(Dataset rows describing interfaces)
== Segment start ==

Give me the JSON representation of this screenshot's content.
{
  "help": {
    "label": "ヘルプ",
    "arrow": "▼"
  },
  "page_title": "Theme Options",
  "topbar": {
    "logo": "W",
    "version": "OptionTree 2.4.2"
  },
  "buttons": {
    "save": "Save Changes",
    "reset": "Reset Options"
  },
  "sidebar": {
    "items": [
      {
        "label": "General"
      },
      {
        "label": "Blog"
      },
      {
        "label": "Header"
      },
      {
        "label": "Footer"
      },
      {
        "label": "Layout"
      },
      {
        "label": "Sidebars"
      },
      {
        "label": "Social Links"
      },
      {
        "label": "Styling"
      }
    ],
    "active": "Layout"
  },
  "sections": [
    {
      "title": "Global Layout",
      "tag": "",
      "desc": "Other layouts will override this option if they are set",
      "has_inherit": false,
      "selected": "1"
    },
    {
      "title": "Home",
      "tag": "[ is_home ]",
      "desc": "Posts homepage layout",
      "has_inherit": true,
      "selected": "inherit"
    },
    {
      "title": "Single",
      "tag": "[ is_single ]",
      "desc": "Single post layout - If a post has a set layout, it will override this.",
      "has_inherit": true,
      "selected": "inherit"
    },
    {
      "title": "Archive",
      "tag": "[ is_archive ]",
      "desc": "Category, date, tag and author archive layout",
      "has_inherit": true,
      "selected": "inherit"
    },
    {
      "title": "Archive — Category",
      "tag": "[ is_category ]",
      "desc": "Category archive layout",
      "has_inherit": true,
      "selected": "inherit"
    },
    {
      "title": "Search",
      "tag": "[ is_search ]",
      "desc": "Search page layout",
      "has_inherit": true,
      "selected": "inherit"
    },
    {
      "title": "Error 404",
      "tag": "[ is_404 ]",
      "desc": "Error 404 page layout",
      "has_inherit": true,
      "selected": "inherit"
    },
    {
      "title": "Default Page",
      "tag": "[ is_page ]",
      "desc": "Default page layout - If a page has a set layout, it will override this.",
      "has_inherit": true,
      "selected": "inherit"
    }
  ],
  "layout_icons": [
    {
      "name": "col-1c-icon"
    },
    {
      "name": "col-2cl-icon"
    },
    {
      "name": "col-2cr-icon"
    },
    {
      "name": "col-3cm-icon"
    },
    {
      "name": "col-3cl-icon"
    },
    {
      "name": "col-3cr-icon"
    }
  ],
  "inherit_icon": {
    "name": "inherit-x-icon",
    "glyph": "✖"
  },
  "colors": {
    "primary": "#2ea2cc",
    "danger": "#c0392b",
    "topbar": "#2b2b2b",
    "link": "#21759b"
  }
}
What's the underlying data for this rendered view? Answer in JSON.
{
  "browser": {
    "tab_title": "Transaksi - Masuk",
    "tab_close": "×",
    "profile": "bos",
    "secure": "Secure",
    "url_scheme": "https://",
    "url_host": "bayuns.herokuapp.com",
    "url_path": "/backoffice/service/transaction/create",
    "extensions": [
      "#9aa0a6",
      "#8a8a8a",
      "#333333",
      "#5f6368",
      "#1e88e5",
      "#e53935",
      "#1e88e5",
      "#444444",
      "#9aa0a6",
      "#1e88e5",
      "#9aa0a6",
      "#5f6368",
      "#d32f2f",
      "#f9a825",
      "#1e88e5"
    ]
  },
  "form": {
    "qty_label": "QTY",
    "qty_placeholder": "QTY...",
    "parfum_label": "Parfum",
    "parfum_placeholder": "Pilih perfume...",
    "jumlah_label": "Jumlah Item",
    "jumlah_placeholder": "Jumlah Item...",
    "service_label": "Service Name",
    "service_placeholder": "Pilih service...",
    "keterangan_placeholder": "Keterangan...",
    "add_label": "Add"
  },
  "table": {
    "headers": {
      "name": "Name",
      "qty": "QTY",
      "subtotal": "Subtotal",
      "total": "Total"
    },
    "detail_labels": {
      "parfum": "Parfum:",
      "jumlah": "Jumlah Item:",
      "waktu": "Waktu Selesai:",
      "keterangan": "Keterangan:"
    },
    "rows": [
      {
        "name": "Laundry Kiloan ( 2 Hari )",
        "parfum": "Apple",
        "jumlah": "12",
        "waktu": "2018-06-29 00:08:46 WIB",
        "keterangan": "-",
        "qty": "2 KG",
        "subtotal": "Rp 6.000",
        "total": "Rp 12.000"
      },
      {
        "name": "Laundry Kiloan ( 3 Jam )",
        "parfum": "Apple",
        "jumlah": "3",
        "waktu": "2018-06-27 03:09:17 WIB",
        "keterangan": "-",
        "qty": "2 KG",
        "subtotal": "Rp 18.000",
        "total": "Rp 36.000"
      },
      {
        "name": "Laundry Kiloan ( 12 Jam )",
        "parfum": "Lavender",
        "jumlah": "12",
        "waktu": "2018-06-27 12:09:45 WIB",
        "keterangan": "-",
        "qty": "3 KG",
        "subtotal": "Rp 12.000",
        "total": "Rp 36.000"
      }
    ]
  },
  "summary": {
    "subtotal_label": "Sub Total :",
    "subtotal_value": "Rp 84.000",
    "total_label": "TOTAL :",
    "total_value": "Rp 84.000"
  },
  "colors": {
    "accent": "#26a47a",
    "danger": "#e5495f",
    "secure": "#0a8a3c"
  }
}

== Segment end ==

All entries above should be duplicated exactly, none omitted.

Give me the JSON representation of this screenshot's content.
{
  "help": {
    "label": "ヘルプ",
    "arrow": "▼"
  },
  "page_title": "Theme Options",
  "topbar": {
    "logo": "W",
    "version": "OptionTree 2.4.2"
  },
  "buttons": {
    "save": "Save Changes",
    "reset": "Reset Options"
  },
  "sidebar": {
    "items": [
      {
        "label": "General"
      },
      {
        "label": "Blog"
      },
      {
        "label": "Header"
      },
      {
        "label": "Footer"
      },
      {
        "label": "Layout"
      },
      {
        "label": "Sidebars"
      },
      {
        "label": "Social Links"
      },
      {
        "label": "Styling"
      }
    ],
    "active": "Layout"
  },
  "sections": [
    {
      "title": "Global Layout",
      "tag": "",
      "desc": "Other layouts will override this option if they are set",
      "has_inherit": false,
      "selected": "1"
    },
    {
      "title": "Home",
      "tag": "[ is_home ]",
      "desc": "Posts homepage layout",
      "has_inherit": true,
      "selected": "inherit"
    },
    {
      "title": "Single",
      "tag": "[ is_single ]",
      "desc": "Single post layout - If a post has a set layout, it will override this.",
      "has_inherit": true,
      "selected": "inherit"
    },
    {
      "title": "Archive",
      "tag": "[ is_archive ]",
      "desc": "Category, date, tag and author archive layout",
      "has_inherit": true,
      "selected": "inherit"
    },
    {
      "title": "Archive — Category",
      "tag": "[ is_category ]",
      "desc": "Category archive layout",
      "has_inherit": true,
      "selected": "inherit"
    },
    {
      "title": "Search",
      "tag": "[ is_search ]",
      "desc": "Search page layout",
      "has_inherit": true,
      "selected": "inherit"
    },
    {
      "title": "Error 404",
      "tag": "[ is_404 ]",
      "desc": "Error 404 page layout",
      "has_inherit": true,
      "selected": "inherit"
    },
    {
      "title": "Default Page",
      "tag": "[ is_page ]",
      "desc": "Default page layout - If a page has a set layout, it will override this.",
      "has_inherit": true,
      "selected": "inherit"
    }
  ],
  "layout_icons": [
    {
      "name": "col-1c-icon"
    },
    {
      "name": "col-2cl-icon"
    },
    {
      "name": "col-2cr-icon"
    },
    {
      "name": "col-3cm-icon"
    },
    {
      "name": "col-3cl-icon"
    },
    {
      "name": "col-3cr-icon"
    }
  ],
  "inherit_icon": {
    "name": "inherit-x-icon",
    "glyph": "✖"
  },
  "colors": {
    "primary": "#2ea2cc",
    "danger": "#c0392b",
    "topbar": "#2b2b2b",
    "link": "#21759b"
  }
}
What's the underlying data for this rendered view? Answer in JSON.
{
  "browser": {
    "tab_title": "Transaksi - Masuk",
    "tab_close": "×",
    "profile": "bos",
    "secure": "Secure",
    "url_scheme": "https://",
    "url_host": "bayuns.herokuapp.com",
    "url_path": "/backoffice/service/transaction/create",
    "extensions": [
      "#9aa0a6",
      "#8a8a8a",
      "#333333",
      "#5f6368",
      "#1e88e5",
      "#e53935",
      "#1e88e5",
      "#444444",
      "#9aa0a6",
      "#1e88e5",
      "#9aa0a6",
      "#5f6368",
      "#d32f2f",
      "#f9a825",
      "#1e88e5"
    ]
  },
  "form": {
    "qty_label": "QTY",
    "qty_placeholder": "QTY...",
    "parfum_label": "Parfum",
    "parfum_placeholder": "Pilih perfume...",
    "jumlah_label": "Jumlah Item",
    "jumlah_placeholder": "Jumlah Item...",
    "service_label": "Service Name",
    "service_placeholder": "Pilih service...",
    "keterangan_placeholder": "Keterangan...",
    "add_label": "Add"
  },
  "table": {
    "headers": {
      "name": "Name",
      "qty": "QTY",
      "subtotal": "Subtotal",
      "total": "Total"
    },
    "detail_labels": {
      "parfum": "Parfum:",
      "jumlah": "Jumlah Item:",
      "waktu": "Waktu Selesai:",
      "keterangan": "Keterangan:"
    },
    "rows": [
      {
        "name": "Laundry Kiloan ( 2 Hari )",
        "parfum": "Apple",
        "jumlah": "12",
        "waktu": "2018-06-29 00:08:46 WIB",
        "keterangan": "-",
        "qty": "2 KG",
        "subtotal": "Rp 6.000",
        "total": "Rp 12.000"
      },
      {
        "name": "Laundry Kiloan ( 3 Jam )",
        "parfum": "Apple",
        "jumlah": "3",
        "waktu": "2018-06-27 03:09:17 WIB",
        "keterangan": "-",
        "qty": "2 KG",
        "subtotal": "Rp 18.000",
        "total": "Rp 36.000"
      },
      {
        "name": "Laundry Kiloan ( 12 Jam )",
        "parfum": "Lavender",
        "jumlah": "12",
        "waktu": "2018-06-27 12:09:45 WIB",
        "keterangan": "-",
        "qty": "3 KG",
        "subtotal": "Rp 12.000",
        "total": "Rp 36.000"
      }
    ]
  },
  "summary": {
    "subtotal_label": "Sub Total :",
    "subtotal_value": "Rp 84.000",
    "total_label": "TOTAL :",
    "total_value": "Rp 84.000"
  },
  "colors": {
    "accent": "#26a47a",
    "danger": "#e5495f",
    "secure": "#0a8a3c"
  }
}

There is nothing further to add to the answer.